slide22
British public were shocked by Nazi methods but there was no desire to go to war over a country whose population comprised ethnic Germans, a good proportion of whom enthusiastically favoured union.
  • [Ian Kershaw, Making Friends with Hitler, 2004]

The Anschluss

slide23
The British feared war
  • 11th March 1938: British ambassador in Berlin protested to the German Foreign Minister but admitted “verbal protests without the resolute intention to use force were not going to stop the German troops.
  • 14th March 1938: Chamberlain told the House of Commons “…nothing could have prevented this action by Germany unless we and others with us had been prepared to use force to prevent it”.

The Anschluss

slide24

Criticisms of Government Policy

  • Churchill stressed:
  • The geographical importance of Austria.
  • Control of this region gave the Nazis access the valuable communication routes in South-East Europe – roads, rivers and by rail.
  • Expanded military power.
  • Increased economic strength.

The Anschluss

slide25

How useful is the following source for investigating the events surrounding the Anschluss, March 1938?

The Anschluss

slide26

David Low,

London Evening Standard

Friday 18th February 1938

British person is saying:

“Why should we take a stand about someone pushing someone else when it’s all so far away…”

Think about the usefulness of this source in terms of:

Origin

Possible Purpose

Context of the source

Content

Balance

Origin
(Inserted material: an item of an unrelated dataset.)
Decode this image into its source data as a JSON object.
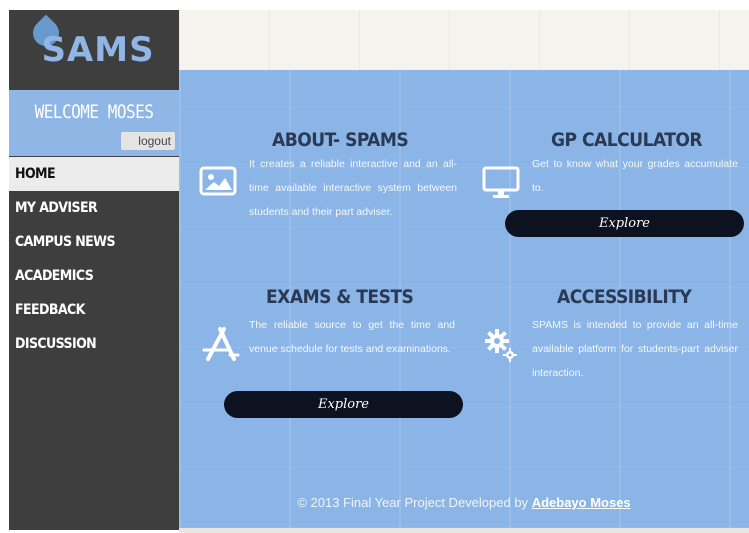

One week after the meeting between Hitler and Schuschnigg, 3 weeks before the official Anschluss of Austria with Germany.

David Low was a known critic of Government policy, a known anti-appeaser.

The Anschluss

slide27

David Low,

London Evening Standard

Friday 18th February 1938

British person is saying:

“Why should we take a stand about someone pushing someone else when it’s all so far away…”

Possible Purpose

Low is trying to highlight that if Austria falls, other countries are at risk too including Britain.

Spur the British Government into action against the Dictators

The Anschluss

slide28

David Low,

London Evening Standard

Friday 18th February 1938

British person is saying:

“Why should we take a stand about someone pushing someone else when it’s all so far away…”

Content

Points out that Britain does not see the threat.

Highlights the strength and aggressive nature of Germany by drawing the big soldier.

Shows the fall of Austria makes, Czechoslovakia, the Balkans… France and Britain are all vulnerable to German aggression.

France is looking to Britain to stop it.

Hitlers’ hand on the lever, he is dictating the situation

The Anschluss

slide29

David Low,

London Evening Standard

Friday 18th February 1938

British person is saying:

“Why should we take a stand about someone pushing someone else when it’s all so far away…”

Context

Versailles Context

Failed Anschluss of 1934

Details of Hitler and Schuschniggs’ meeting, February 1938 and intended plebiscite.

German rearmament

Rome-Berlin Axis after the Spanish Civil War

The Anschluss

slide30

David Low,

London Evening Standard

Friday 18th February 1938

British person is saying:

“Why should we take a stand about someone pushing someone else when it’s all so far away…”

Balance

This should focus on the reasons why the British Government chose to appease Germany over the issue of the Anschluss.

The Anschluss